My recommendation if you do not have a teacher:
Sure, it will cost you some extra money, but it will prevent future problems that have a higher impact on your life than a couple of bucks.
3.3- Play guitar with less tension:
Typical tension areas are the forearms, fingers, and back.
What I did to avoid this is playing simple chords and phrases that I knew well and, while playing, concentrating on other areas of my body: is my back straight? Am I placing too much tension on the fretboard? Am I holding my guitar pick correctly? Can I avoid turning my neck and looking left?
Some hand tension can be avoided by holding the guitar pick properly. If are experiencing this, you can check our article How to hold a guitar pick.
3.4- Breaks and time management when playing the guitar:
There is a rule of thumb amongst experienced guitar players; 50 minutes practice, 10 minutes rest.
In the 10 minutes, you can check harmony and music theory, study some tabs or just stand up and move around to reduce your overall body tension.
This has two advantages:
3.5- Do not play the guitar through pain:
If you experience some sort of pain while playing the guitar, this isn’t normal.

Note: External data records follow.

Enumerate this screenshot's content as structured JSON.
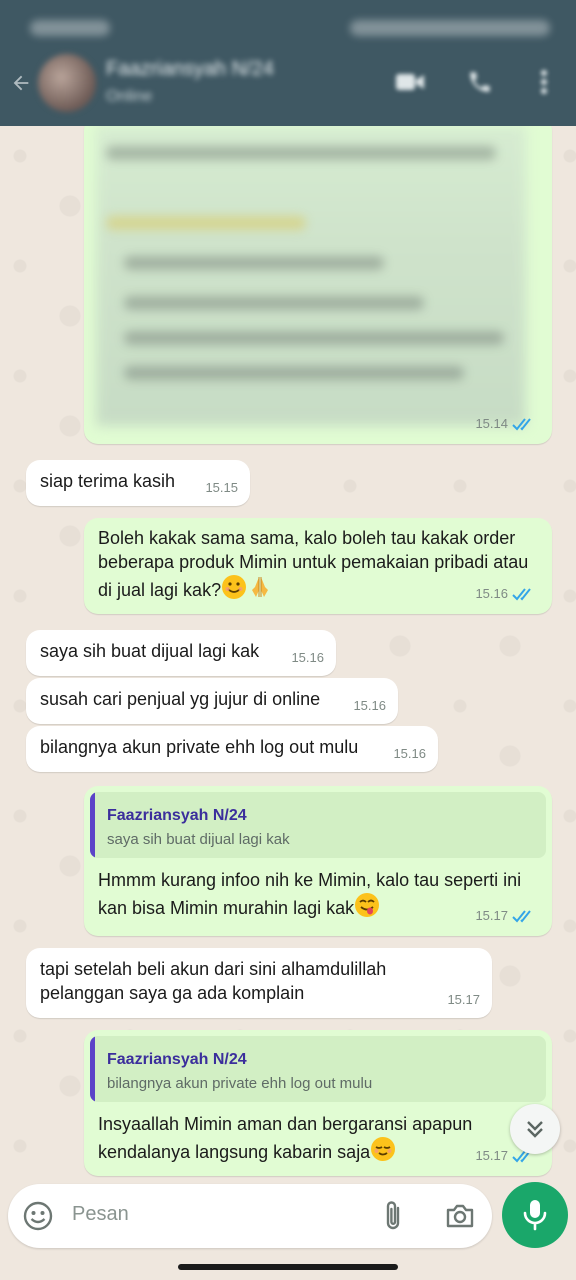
{
  "header": {
    "contact_name": "Faazriansyah N/24",
    "contact_status": "Online"
  },
  "messages": [
    {
      "id": "m0",
      "type": "out",
      "kind": "image",
      "time": "15.14"
    },
    {
      "id": "m1",
      "type": "in",
      "text": "siap terima kasih",
      "time": "15.15"
    },
    {
      "id": "m2",
      "type": "out",
      "text": "Boleh kakak sama sama, kalo boleh tau kakak order beberapa produk Mimin untuk pemakaian pribadi atau di jual lagi kak?",
      "emojis": [
        "smiling-face-emoji",
        "folded-hands-emoji"
      ],
      "time": "15.16"
    },
    {
      "id": "m3",
      "type": "in",
      "text": "saya sih buat dijual lagi kak",
      "time": "15.16"
    },
    {
      "id": "m4",
      "type": "in",
      "text": "susah cari penjual yg jujur di online",
      "time": "15.16"
    },
    {
      "id": "m5",
      "type": "in",
      "text": "bilangnya akun private ehh log out mulu",
      "time": "15.16"
    },
    {
      "id": "m6",
      "type": "out",
      "quote_name": "Faazriansyah N/24",
      "quote_text": "saya sih buat dijual lagi kak",
      "text": "Hmmm kurang infoo nih ke Mimin, kalo tau seperti ini kan bisa Mimin murahin lagi kak",
      "emojis": [
        "yum-face-emoji"
      ],
      "time": "15.17"
    },
    {
      "id": "m7",
      "type": "in",
      "text": "tapi setelah beli akun dari sini alhamdulillah pelanggan saya ga ada komplain",
      "time": "15.17"
    },
    {
      "id": "m8",
      "type": "out",
      "quote_name": "Faazriansyah N/24",
      "quote_text": "bilangnya akun private ehh log out mulu",
      "text": "Insyaallah Mimin aman dan bergaransi apapun kendalanya langsung kabarin saja",
      "emojis": [
        "relieved-face-emoji"
      ],
      "time": "15.17"
    }
  ],
  "input": {
    "placeholder": "Pesan"
  },
  "colors": {
    "header_bg": "#3f5863",
    "chat_bg": "#efe7de",
    "incoming_bubble": "#ffffff",
    "outgoing_bubble": "#e1fcd3",
    "quote_bar": "#5b43c8",
    "read_ticks": "#34a5e8",
    "mic_button": "#1aa76a"
  }
}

Stop playing immediately and take a break, then evaluate whether you should go to the doctor or the physiotherapist.
3.6- Play sport:
Having good musculature in other areas of the body helps a lot when playing guitar:
The combination of these aspects make playing sports a great alliance when it comes to guitar playing.
3.7- Use a lighter guitar for practice if you play standing up:
This is only logical: the less weight you put on your shoulders, the less stress you will have to handle. Some professional guitarists use light guitars for practice or even guitar stands and only use their performance guitars for their performances.
This is especially useful for guitar teachers that usually spend their whole days with a guitar in their hands.
3.8- Massages and ice for guitar pain relief:
If you treat guitar playing like a sport—and with sport, I mean high-stress levels caused by muscular movements in some areas of the human body—then you need a cool down.
Massaging your forearms and hands or using ice and cold water to reduce possible swelling can be a very simple additional routine to include in your daily practice. Furthermore, it is proven that such techniques reduce the recovery time, resulting in better practice results the next day.
This can also give your skin a break. If you are dealing with sweat problems when playing guitar I recommend you the article: 10 ways to avoid sweaty hands when playing guitar.
Nearly three-fourths of professional musicians reported past injuries and pain that affected their playing.
Some of this pain disappears after a few days of rest. However, some injuries caused by guitar playing can be very harmful and in the worst case, they will kill your guitar career.
There are simple actions that can prevent you from injuries, such as warm-ups, good posture, breaks and other common-sense actions. The good thing is that these actions are simple and do not take much time. Even better, these actions increase your learning speed.
My advice: Reflect on your routine and consider every chapter of this article as a checklist for avoiding a guitar tragedy. Good luck!